Autodesk and the Open Design Alliance are today announcing that the former joining the latter for the ODA's expertise in IFC (industrial foundation classes), used for data exchange in the AEC world.
The news comes as a shock to those who know the history of Autodesk's law suits against the Open Design Alliance, as well as the history of the ODA being formed originally to open up the DWG format, which, at the time, Autodesk refused to document. ('We have an open format, it's called DXF', was the famous excuse from Autodesk at the time.) Given that Autodesk repeatedly for years also sued a number of the larger members of the ODA, I wonder how well the news is being taken internally -- on both sides.
Autodesk's only interest in the ODA is for its IFC libraries, now that BuildingSmart has made the ODA the official supplier of APIs and SDKs. BuildingSmart is the organization that defines the content of IFCs.
The move is steeped deeply in irony, as it was Autodesk itself that came up with IFCs (and object enablers) to solve the problem created by AutoCAD Release 13's user-definable objects (a.k.a. custom objects) -- how to exchange data between AutoCADs that don't understand specific custom objects.
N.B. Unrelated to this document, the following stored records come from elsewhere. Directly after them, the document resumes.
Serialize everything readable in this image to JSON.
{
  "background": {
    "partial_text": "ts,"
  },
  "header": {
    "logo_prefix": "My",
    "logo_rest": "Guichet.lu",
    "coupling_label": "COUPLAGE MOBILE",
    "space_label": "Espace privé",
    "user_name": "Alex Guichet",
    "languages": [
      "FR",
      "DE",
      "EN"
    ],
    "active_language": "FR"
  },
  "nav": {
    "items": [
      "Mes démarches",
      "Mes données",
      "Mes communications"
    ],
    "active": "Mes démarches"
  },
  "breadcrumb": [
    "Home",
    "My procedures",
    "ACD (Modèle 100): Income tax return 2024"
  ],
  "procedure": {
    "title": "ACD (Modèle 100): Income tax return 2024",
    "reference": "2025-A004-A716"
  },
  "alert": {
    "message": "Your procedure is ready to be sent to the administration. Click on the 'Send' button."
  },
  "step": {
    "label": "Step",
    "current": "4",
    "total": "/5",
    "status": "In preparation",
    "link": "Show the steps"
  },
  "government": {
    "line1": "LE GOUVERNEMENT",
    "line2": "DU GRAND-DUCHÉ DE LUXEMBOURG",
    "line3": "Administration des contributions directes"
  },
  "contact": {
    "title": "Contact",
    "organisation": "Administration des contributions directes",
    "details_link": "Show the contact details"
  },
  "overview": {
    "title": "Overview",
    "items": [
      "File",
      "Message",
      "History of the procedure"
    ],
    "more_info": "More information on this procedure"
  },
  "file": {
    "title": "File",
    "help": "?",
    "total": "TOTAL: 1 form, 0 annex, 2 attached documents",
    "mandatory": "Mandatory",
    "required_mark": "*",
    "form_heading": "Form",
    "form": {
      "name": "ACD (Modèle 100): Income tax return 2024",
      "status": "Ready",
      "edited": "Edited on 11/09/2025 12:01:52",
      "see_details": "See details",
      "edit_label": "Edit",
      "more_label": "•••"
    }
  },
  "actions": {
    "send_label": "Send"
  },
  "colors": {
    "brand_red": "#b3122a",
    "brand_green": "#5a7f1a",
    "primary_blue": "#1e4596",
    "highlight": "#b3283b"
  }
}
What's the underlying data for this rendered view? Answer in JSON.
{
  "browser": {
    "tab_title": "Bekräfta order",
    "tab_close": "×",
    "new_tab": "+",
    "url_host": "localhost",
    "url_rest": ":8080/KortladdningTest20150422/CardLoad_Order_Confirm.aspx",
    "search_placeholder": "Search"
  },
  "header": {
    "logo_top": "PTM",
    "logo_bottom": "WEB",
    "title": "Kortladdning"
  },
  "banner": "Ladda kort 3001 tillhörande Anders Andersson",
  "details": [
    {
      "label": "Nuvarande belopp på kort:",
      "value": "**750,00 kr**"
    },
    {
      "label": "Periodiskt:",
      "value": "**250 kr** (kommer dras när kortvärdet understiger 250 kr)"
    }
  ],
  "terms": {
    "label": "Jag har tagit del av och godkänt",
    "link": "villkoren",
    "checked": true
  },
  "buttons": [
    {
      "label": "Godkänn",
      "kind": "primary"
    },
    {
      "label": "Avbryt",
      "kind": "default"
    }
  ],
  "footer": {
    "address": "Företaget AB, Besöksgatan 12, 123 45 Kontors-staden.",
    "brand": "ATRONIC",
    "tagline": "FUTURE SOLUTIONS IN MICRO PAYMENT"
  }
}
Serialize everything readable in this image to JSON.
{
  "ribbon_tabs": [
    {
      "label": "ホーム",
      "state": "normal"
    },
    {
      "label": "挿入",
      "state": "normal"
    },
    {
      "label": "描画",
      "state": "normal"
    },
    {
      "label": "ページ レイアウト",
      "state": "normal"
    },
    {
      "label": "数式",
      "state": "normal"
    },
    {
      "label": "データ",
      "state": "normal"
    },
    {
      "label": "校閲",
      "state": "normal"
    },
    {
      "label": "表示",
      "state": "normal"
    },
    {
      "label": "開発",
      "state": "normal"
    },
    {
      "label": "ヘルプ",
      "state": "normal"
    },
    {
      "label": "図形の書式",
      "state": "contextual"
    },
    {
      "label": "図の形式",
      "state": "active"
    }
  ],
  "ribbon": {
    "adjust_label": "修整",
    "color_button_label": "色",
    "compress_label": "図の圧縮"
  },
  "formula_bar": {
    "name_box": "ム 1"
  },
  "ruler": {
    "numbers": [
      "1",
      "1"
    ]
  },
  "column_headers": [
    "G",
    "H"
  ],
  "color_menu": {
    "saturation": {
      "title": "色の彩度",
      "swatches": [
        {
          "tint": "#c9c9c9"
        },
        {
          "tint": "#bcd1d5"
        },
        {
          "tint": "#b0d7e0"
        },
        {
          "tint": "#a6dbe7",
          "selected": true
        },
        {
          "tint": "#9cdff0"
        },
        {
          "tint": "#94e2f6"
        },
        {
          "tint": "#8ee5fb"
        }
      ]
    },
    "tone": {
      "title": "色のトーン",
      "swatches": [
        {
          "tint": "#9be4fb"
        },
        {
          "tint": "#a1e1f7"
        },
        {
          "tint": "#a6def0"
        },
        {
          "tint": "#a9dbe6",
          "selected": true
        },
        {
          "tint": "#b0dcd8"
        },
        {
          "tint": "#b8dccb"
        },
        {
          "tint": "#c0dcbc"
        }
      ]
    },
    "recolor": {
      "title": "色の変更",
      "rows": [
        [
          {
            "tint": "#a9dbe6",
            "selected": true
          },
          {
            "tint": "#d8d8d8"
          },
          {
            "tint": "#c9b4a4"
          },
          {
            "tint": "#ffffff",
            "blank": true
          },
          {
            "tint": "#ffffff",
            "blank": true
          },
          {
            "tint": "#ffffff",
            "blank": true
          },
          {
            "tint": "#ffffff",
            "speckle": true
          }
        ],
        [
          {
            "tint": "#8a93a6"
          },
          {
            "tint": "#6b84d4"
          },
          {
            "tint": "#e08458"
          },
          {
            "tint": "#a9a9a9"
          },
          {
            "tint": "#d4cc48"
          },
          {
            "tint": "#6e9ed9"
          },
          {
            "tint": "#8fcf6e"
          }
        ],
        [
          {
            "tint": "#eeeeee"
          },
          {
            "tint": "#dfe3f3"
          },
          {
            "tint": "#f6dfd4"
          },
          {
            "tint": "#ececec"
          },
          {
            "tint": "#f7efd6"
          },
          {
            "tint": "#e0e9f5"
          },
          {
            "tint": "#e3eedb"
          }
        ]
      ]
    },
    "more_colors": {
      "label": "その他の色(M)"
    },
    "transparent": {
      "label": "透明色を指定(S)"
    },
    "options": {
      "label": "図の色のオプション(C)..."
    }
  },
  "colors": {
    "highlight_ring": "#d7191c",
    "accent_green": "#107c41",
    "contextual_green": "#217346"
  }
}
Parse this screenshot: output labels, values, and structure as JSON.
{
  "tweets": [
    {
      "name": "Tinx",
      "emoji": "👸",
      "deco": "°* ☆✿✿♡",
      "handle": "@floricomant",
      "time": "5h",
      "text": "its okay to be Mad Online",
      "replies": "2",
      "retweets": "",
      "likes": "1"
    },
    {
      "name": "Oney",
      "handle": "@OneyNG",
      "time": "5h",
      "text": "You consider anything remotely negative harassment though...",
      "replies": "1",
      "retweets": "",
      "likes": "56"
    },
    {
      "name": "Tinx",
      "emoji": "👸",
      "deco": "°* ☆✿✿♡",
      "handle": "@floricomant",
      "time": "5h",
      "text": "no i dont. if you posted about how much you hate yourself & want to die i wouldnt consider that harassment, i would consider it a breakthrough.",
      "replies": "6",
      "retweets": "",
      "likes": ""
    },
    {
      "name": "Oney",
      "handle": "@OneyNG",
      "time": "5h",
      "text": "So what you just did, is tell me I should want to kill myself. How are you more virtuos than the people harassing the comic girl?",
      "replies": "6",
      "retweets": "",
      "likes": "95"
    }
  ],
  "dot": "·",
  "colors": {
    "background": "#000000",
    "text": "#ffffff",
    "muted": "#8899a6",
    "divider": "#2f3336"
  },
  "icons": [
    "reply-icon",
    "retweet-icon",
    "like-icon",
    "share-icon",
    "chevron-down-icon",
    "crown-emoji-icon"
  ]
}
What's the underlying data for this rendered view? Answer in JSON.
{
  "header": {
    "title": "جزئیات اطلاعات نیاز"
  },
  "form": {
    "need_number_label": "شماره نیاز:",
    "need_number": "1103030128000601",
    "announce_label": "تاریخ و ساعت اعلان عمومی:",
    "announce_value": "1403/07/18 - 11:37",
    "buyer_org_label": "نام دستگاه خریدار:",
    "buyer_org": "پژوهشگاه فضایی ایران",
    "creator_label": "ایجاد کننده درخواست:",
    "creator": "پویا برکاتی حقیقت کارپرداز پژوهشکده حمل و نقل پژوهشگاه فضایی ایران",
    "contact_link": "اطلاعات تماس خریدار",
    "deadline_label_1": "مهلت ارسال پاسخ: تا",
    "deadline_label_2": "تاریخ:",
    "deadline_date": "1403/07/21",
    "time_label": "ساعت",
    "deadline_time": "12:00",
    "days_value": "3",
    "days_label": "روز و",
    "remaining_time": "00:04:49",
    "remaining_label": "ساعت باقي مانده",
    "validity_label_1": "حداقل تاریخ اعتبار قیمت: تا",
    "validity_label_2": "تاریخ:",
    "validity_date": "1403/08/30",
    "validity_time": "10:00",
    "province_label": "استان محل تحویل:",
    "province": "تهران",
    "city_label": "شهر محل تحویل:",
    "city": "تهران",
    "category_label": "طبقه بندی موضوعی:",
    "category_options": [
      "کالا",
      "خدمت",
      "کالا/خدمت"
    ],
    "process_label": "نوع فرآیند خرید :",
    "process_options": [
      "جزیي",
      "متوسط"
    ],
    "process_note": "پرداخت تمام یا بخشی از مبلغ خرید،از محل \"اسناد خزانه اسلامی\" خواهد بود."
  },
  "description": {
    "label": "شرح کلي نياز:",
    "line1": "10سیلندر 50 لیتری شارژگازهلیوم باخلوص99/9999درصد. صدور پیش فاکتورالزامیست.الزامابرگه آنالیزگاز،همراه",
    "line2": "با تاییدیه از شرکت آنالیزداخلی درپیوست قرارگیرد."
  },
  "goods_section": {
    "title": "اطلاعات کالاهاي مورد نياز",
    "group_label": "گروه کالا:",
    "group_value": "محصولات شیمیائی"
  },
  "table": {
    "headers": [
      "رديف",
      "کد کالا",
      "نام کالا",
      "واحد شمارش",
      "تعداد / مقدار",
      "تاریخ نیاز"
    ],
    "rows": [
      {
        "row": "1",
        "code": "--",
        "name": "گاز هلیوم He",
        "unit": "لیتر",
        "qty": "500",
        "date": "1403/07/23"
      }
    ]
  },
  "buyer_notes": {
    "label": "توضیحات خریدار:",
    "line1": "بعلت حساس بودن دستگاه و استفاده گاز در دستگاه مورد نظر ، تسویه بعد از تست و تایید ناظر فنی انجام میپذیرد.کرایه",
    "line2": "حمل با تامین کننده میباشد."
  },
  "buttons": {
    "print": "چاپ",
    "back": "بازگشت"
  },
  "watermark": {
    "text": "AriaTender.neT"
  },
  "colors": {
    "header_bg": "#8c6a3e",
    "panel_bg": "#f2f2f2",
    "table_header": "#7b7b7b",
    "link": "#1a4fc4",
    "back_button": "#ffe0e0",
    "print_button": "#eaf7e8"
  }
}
Autodesk later handed the troublesome IFCs to an external organization, who, over the decades, expanded IFC to become the de facto exchange format among BIM and AEC programs.
To this day, custom objects continue to dog DWG editors, just as IFC remains an unsatisfactory exchange medium, except that there is nothing that improves on it.
Autodesk's joining of ODA is part mea culpa and part cost savings. As Autodesk said in a blog post today:
In one of my recent posts responding to some of the constructive criticism we’ve received from our architecture customers, we promised to do a better job of listening to our customers, engage in an open dialogue, and do better where we’ve fallen short.
One of the areas highlighted was progress with our products on international data exchange standards, specifically the need to better support IFC, an open file format increasingly used by our AEC customers.
The cost savings come from the ODA charging relatively modest fees to access its APIs and SDKs as compared with other tools providers. Autodesk, I believe, was already using someone else's IFC toolkit, which I suspect may have cost the company more in license fees.
Another surprise is that the agreement is for IFCs only, no access to DWG or contributions to the same. As it is Autodesk that defines the DWG format, I would have thought they could -- finally -- start contributing to the ODA, so that there is no longer that six-month lag between Autodesk changing the format and the ODA releasing its APIs to members.
On the other hand, Autodesk is showing less and less interest in AutoCAD. At one time, Autodesk was changing the DWG format every year. Upon complaints from customers and third-party developers, it promised to change it only once every three years. Now the company can go five years and longer with no changes. This is good, as it brings stability to the entire DWG editor industry.
So, perhaps the ODA doesn't need Autodesk's contributions to DWG, especially as it is the ODA has taken the lead in enhancing the DWG format.